Sponsors increasingly are demanding tools to benchmark retirement readiness, Castille added, pointing to his firm’s CoRI Indexes—short for cost of living in retirement—as an example. He noted that the CoRI Index tools were released last year and have since grown to be the second most popular Web tool or website across the entire BlackRock digital domain. He said advisers can use the tools to help demonstrate how they positively impact plan performance.
Sarsynski pointed to her own firm’s release of a line of “planalytics” technology as yet another move aimed at meeting plan sponsor demand for better insights into the retirement readiness outcomes of participants in their retirement plans.
Tim Walsh, managing director of institutional product and portfolio management for TIAA-CREF, and a panelist on the executive roundtable, said that advisers can use these types of tools to “change the game on the way people are thinking about successful retirement plans.”
“It’s no longer just about having as many five-star funds on the menu as you can,” Walsh said. “We know that the fund lineup does very little to improve the plan outcomes if participants aren’t saving enough of their annual income. So today it’s about getting participants to save more.”
The panelists agreed that advice given directly to employees will likely always remain an important part of the retirement specialist adviser’s work and that this advice can be extremely helpful for at least the minority of plan participants willing to listen and engage. In fact, Walsh said that among TIAA-CREF participants who sit down for one-on-one meetings with an adviser, a full 25% increase their savings by 10% or more.
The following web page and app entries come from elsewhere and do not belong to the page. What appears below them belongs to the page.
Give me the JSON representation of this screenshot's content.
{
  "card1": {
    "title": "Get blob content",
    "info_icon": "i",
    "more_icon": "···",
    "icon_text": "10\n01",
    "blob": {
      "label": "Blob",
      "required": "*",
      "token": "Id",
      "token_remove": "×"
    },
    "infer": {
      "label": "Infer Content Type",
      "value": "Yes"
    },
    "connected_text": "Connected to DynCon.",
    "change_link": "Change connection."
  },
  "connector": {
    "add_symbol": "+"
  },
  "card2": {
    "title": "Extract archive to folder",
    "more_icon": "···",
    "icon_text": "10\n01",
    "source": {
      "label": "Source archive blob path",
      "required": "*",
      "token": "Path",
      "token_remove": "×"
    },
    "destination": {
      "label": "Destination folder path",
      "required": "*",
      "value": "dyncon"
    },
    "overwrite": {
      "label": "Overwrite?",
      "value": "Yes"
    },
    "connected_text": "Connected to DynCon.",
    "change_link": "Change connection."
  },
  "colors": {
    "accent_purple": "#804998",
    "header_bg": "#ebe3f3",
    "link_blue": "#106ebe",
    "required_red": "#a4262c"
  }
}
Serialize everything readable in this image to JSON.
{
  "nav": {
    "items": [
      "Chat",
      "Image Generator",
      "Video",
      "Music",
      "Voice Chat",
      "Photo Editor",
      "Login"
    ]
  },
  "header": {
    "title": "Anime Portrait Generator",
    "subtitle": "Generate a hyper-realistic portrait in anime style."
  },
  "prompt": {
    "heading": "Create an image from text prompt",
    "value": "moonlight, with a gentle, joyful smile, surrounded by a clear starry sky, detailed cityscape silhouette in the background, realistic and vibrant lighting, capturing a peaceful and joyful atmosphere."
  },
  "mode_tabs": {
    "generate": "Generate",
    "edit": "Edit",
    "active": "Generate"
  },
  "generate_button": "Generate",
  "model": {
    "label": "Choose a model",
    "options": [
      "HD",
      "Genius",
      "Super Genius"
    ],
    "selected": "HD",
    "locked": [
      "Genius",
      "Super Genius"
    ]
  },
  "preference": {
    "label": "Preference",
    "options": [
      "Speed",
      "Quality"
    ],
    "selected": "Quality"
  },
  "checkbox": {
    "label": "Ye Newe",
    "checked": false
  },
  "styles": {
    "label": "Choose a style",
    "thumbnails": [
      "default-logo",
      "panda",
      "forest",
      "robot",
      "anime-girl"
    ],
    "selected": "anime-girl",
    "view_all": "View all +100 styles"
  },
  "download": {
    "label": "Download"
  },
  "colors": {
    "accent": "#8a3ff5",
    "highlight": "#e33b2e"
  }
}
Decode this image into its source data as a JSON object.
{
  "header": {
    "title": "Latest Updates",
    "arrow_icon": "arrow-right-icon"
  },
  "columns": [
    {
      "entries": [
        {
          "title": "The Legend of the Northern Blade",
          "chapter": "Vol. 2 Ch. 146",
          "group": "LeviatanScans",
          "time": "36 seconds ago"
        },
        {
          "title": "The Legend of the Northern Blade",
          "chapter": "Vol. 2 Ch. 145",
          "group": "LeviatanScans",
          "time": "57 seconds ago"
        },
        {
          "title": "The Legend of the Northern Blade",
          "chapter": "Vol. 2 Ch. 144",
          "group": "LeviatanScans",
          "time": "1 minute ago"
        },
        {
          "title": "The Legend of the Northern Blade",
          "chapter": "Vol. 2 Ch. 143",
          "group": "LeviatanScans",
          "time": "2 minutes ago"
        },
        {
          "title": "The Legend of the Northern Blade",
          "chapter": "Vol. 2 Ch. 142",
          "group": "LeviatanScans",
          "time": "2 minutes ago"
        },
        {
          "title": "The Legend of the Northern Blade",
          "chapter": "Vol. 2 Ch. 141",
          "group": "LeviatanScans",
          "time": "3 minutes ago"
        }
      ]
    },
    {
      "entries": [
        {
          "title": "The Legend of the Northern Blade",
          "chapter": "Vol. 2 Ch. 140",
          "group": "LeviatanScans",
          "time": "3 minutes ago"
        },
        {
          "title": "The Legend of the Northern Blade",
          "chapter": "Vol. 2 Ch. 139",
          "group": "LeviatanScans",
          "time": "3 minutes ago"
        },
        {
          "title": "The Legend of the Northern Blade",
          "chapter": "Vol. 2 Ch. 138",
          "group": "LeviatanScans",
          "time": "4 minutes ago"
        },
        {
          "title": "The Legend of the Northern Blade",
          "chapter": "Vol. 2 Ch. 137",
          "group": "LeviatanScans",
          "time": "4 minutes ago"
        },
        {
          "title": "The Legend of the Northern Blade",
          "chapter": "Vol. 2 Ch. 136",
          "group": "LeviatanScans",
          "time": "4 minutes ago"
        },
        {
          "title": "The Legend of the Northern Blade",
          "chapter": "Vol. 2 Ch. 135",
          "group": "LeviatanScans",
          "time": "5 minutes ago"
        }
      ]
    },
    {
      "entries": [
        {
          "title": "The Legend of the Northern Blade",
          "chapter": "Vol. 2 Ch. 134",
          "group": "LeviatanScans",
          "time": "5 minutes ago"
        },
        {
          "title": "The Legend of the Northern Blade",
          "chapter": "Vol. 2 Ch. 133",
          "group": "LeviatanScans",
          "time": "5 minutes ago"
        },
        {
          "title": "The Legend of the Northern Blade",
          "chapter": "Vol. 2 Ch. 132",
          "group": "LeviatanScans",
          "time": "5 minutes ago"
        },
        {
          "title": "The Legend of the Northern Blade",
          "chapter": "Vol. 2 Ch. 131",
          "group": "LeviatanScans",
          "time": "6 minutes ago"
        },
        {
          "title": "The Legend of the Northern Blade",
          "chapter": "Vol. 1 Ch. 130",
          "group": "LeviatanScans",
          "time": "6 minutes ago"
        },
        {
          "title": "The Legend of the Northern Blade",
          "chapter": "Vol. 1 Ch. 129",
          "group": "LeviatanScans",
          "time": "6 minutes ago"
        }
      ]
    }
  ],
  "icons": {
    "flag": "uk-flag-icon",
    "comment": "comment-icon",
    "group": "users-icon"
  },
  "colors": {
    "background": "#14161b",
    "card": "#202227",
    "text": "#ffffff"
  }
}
But today, sponsors increasingly want strategies to help the other 75% of people who either do not use their plan at all or use it ineffectively. The panelists said sponsors are paying more attention to these unengaged participants for a number of reasons. For example, sponsors appear to realize that, as the defined contribution (DC) system matures, there will likely be a class of employees who fail to use their retirement plan options effectively and so will be completely unable to retire. As a work force ages, the panelists agreed, health care premiums go up and other adverse consequences likely arise.
This is where the new frontier of adviser value-add services comes into play, empowered and enabled by the Pension Protection Act of 2006 (PPA), Sarsynski said. Advisers and sponsors now have much more leeway to take critical retirement planning decisions essentially out of participants’ hands.
“As an industry, we are starting to realize that probably more than two-thirds of the success of an employer’s retirement program has to do with the plan design,” she observed. “And it’s clearly the auto-enrollment and auto-escalation that are having a monumental impact on things such as participation and average deferrals. And a good QDIA [qualified default investment alternative] is obviously important, as well. The other third absolutely is building participant engagement. But, again, making it easier and more effective to save is key, and that’s accomplished through good design.”
Looking ahead, the panelists all said they expect more and more attention to be paid to the “back end” of the defined contribution system—how participants draw down their accumulated savings. Each said their respective firms are working on innovative annuity-type products and other strategies to help participants spend down assets in a sustainable way. They also urged attending advisers to push regulators for more guidance and safe harbor protections related to in-plan lifetime income products.